Craig Greager and Iris Burnett, authors of So You Think You Can Be President?
MANCHESTER, N.H. -- Iris Burnett has a question for you: So You Think You Can Be President? That's the title of a soon-to-be-published book that Burnett co-wrote with Clay Greager. They're a bi-partisan team; Burnett has a long career in Democratic politics, while her co-author is a retired military man who identified as Republican for much of his life. The book was born out of an e-mail exchange between the two friends. Greager joked to Burnett that she should run for president; she retorted that she didn't think she could pass the test. "Is there a test?" Greager shot back. "No, but there should be," thought Burnett.
So the two, for their own amusement, according to Burnett, started devising questions they would like to see on such a test, and soon the two had a book's worth. Written in a light tone, the book is amazingly informative. "I think people don't have any idea of just how vast the federal government is," Burnett says. "There are 192 independent agencies, and they all need to be staffed [by the incoming president]."
One of the questions on Burnett's and Greager's test asks respondents to choose between a list of resources most useful upon winning office. One is "a discarded copy of the plum book." That's the best pick, says Burnett. "[The plum book is] a catalog of all the politically appointed positions. So after your candidate wins, you rush to buy the plum book because then you look in the plum book to find the job you want. Then they tell you you can't have that job, so you find another job. And eventually you wind up with a job."
Iris Burnett's career in government has ranged from communications strategy for campaigns to managing transition teams, ans working within government agencies. To date, she is the only woman to have served as security director for a national political convention: she ran security for the 1980 Democratic National Convention in New York City's Madison Square Garden. Asked how she got the job, she said Bill Dixon, who was staffing the convention, got to the end of his job list, and realized he had no women in key positions. And by 1980, the party was feeling the heat of the feminists. So, he gave the last job he had to fill to Iris Burnett. "But I've never done security," she told Dixon. "Are you saying you can't do the job?" Dixon goaded her. "Well, of course I can do the job, " she replied, and wound up coordinating contingents from law enforcement agencies ranging from the FBI to the New York City Police Department.

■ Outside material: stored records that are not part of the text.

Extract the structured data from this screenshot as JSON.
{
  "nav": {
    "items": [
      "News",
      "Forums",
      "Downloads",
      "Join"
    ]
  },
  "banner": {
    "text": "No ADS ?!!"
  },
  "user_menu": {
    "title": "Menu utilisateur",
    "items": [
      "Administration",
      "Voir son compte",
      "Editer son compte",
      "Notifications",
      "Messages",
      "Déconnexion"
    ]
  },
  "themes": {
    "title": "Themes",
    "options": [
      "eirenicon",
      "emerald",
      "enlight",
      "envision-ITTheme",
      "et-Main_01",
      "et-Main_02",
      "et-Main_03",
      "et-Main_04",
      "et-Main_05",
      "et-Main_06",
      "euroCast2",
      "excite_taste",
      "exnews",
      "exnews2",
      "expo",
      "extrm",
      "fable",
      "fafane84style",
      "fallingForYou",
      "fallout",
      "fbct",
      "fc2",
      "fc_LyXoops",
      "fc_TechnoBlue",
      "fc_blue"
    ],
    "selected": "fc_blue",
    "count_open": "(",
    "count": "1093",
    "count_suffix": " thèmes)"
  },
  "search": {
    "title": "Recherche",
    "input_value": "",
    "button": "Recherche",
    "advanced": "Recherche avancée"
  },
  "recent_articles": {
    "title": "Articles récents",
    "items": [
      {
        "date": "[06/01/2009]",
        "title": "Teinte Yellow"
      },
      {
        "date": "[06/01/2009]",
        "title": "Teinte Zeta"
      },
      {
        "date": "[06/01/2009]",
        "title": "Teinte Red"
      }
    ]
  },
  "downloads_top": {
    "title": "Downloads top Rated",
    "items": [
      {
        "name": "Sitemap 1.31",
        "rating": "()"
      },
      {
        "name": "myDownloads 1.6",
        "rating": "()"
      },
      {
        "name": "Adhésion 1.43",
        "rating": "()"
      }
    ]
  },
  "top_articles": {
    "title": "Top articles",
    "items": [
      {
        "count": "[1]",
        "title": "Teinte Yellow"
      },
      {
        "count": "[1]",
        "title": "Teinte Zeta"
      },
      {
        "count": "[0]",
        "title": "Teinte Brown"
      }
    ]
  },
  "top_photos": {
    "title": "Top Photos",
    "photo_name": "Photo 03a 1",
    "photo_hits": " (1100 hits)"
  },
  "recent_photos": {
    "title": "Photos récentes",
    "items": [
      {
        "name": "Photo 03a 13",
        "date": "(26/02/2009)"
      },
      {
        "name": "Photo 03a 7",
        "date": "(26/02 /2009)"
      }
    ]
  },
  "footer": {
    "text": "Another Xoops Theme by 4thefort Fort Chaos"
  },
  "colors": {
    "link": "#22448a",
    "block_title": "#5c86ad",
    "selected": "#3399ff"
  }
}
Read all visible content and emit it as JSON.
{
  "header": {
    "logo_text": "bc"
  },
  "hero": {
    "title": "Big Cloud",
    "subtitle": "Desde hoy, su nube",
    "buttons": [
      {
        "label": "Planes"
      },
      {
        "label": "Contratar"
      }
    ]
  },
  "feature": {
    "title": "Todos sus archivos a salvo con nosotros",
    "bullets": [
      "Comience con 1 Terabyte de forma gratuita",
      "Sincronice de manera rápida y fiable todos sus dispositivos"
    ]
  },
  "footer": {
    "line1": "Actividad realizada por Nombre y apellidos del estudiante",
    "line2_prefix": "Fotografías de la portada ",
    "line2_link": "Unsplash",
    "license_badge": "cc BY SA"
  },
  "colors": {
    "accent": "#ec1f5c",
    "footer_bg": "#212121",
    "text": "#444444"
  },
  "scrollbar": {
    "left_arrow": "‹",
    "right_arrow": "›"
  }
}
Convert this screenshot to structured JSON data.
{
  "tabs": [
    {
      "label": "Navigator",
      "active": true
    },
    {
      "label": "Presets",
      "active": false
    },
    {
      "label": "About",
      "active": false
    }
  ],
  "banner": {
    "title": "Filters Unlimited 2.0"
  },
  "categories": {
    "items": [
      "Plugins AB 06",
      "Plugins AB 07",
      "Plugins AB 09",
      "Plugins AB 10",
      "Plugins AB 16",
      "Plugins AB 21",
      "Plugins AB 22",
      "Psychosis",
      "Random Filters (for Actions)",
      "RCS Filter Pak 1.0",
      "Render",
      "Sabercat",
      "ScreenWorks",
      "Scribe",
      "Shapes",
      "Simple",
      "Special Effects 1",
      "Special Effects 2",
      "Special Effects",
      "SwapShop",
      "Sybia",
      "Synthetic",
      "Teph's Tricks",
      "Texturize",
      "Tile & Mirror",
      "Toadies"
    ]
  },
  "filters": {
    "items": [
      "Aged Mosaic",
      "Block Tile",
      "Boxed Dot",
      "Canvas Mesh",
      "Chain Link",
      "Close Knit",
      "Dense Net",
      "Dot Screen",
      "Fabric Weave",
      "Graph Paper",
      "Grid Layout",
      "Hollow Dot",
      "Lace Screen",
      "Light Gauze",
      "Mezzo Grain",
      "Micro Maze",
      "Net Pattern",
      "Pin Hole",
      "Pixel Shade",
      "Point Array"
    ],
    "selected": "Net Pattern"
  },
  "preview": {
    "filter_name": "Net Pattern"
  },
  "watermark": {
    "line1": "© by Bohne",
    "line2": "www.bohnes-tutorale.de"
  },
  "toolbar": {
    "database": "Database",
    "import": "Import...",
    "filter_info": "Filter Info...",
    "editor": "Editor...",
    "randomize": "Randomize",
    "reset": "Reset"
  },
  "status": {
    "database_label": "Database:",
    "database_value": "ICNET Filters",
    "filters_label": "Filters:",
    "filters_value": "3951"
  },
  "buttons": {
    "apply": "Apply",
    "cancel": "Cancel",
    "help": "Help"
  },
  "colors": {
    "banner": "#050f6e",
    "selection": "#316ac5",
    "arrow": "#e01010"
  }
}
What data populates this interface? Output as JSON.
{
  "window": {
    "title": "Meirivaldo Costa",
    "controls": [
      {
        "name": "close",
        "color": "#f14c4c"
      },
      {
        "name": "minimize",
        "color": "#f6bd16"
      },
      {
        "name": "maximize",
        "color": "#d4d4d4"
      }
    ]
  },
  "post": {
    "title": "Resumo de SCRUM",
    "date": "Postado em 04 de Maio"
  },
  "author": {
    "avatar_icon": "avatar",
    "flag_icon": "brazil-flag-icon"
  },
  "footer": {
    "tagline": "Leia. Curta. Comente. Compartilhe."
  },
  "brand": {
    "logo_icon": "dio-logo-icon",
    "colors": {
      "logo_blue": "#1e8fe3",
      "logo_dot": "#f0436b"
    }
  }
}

So, does she think she could be president? Maybe not. But now she can pass the test.
--Adele M. Stan